Output every line of the material exactly.
━━━━━━━━━━
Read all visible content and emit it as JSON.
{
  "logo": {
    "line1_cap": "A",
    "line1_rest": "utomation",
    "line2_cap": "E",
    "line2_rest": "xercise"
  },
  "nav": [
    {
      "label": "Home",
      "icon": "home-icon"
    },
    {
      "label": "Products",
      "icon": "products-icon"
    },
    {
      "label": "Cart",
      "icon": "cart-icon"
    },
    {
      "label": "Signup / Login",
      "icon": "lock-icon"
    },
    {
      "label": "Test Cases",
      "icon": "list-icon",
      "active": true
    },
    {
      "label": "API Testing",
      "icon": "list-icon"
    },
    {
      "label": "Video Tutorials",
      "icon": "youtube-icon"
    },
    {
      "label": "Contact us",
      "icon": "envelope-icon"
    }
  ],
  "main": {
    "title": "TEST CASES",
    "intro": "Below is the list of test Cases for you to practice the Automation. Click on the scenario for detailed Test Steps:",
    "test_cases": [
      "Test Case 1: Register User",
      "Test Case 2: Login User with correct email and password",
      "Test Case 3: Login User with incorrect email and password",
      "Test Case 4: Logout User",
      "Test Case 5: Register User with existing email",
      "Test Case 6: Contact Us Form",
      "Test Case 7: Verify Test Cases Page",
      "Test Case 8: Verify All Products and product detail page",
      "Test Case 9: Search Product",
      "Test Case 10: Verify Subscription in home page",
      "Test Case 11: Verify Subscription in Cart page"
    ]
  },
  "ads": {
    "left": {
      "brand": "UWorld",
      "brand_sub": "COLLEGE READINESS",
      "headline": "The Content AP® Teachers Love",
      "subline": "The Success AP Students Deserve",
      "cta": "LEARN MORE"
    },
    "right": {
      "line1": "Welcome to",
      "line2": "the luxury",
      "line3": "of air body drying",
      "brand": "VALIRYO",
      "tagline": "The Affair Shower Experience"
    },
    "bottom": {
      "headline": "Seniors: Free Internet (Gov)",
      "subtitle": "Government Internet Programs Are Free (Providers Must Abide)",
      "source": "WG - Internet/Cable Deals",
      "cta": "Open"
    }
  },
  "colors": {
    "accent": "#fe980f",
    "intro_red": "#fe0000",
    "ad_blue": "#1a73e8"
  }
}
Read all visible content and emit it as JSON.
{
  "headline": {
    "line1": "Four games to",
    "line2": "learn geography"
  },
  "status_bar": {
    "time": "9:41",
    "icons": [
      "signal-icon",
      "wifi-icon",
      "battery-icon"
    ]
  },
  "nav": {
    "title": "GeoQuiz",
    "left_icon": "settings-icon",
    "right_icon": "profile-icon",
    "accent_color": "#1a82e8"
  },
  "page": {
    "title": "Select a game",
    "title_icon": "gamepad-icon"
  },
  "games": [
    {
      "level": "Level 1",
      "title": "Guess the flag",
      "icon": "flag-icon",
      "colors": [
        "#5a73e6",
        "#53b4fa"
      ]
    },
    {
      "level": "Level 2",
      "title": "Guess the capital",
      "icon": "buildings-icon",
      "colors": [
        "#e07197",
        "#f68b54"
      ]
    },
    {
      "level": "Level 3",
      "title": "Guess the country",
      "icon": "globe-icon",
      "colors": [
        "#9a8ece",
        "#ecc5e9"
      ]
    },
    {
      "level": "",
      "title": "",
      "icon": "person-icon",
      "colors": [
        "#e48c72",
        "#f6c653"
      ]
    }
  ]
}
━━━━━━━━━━
_WRITTEN ANSWER_
Read all visible content and emit it as JSON.
{
  "logo": {
    "line1_cap": "A",
    "line1_rest": "utomation",
    "line2_cap": "E",
    "line2_rest": "xercise"
  },
  "nav": [
    {
      "label": "Home",
      "icon": "home-icon"
    },
    {
      "label": "Products",
      "icon": "products-icon"
    },
    {
      "label": "Cart",
      "icon": "cart-icon"
    },
    {
      "label": "Signup / Login",
      "icon": "lock-icon"
    },
    {
      "label": "Test Cases",
      "icon": "list-icon",
      "active": true
    },
    {
      "label": "API Testing",
      "icon": "list-icon"
    },
    {
      "label": "Video Tutorials",
      "icon": "youtube-icon"
    },
    {
      "label": "Contact us",
      "icon": "envelope-icon"
    }
  ],
  "main": {
    "title": "TEST CASES",
    "intro": "Below is the list of test Cases for you to practice the Automation. Click on the scenario for detailed Test Steps:",
    "test_cases": [
      "Test Case 1: Register User",
      "Test Case 2: Login User with correct email and password",
      "Test Case 3: Login User with incorrect email and password",
      "Test Case 4: Logout User",
      "Test Case 5: Register User with existing email",
      "Test Case 6: Contact Us Form",
      "Test Case 7: Verify Test Cases Page",
      "Test Case 8: Verify All Products and product detail page",
      "Test Case 9: Search Product",
      "Test Case 10: Verify Subscription in home page",
      "Test Case 11: Verify Subscription in Cart page"
    ]
  },
  "ads": {
    "left": {
      "brand": "UWorld",
      "brand_sub": "COLLEGE READINESS",
      "headline": "The Content AP® Teachers Love",
      "subline": "The Success AP Students Deserve",
      "cta": "LEARN MORE"
    },
    "right": {
      "line1": "Welcome to",
      "line2": "the luxury",
      "line3": "of air body drying",
      "brand": "VALIRYO",
      "tagline": "The Affair Shower Experience"
    },
    "bottom": {
      "headline": "Seniors: Free Internet (Gov)",
      "subtitle": "Government Internet Programs Are Free (Providers Must Abide)",
      "source": "WG - Internet/Cable Deals",
      "cta": "Open"
    }
  },
  "colors": {
    "accent": "#fe980f",
    "intro_red": "#fe0000",
    "ad_blue": "#1a73e8"
  }
}
Read all visible content and emit it as JSON.
{
  "headline": {
    "line1": "Four games to",
    "line2": "learn geography"
  },
  "status_bar": {
    "time": "9:41",
    "icons": [
      "signal-icon",
      "wifi-icon",
      "battery-icon"
    ]
  },
  "nav": {
    "title": "GeoQuiz",
    "left_icon": "settings-icon",
    "right_icon": "profile-icon",
    "accent_color": "#1a82e8"
  },
  "page": {
    "title": "Select a game",
    "title_icon": "gamepad-icon"
  },
  "games": [
    {
      "level": "Level 1",
      "title": "Guess the flag",
      "icon": "flag-icon",
      "colors": [
        "#5a73e6",
        "#53b4fa"
      ]
    },
    {
      "level": "Level 2",
      "title": "Guess the capital",
      "icon": "buildings-icon",
      "colors": [
        "#e07197",
        "#f68b54"
      ]
    },
    {
      "level": "Level 3",
      "title": "Guess the country",
      "icon": "globe-icon",
      "colors": [
        "#9a8ece",
        "#ecc5e9"
      ]
    },
    {
      "level": "",
      "title": "",
      "icon": "person-icon",
      "colors": [
        "#e48c72",
        "#f6c653"
      ]
    }
  ]
}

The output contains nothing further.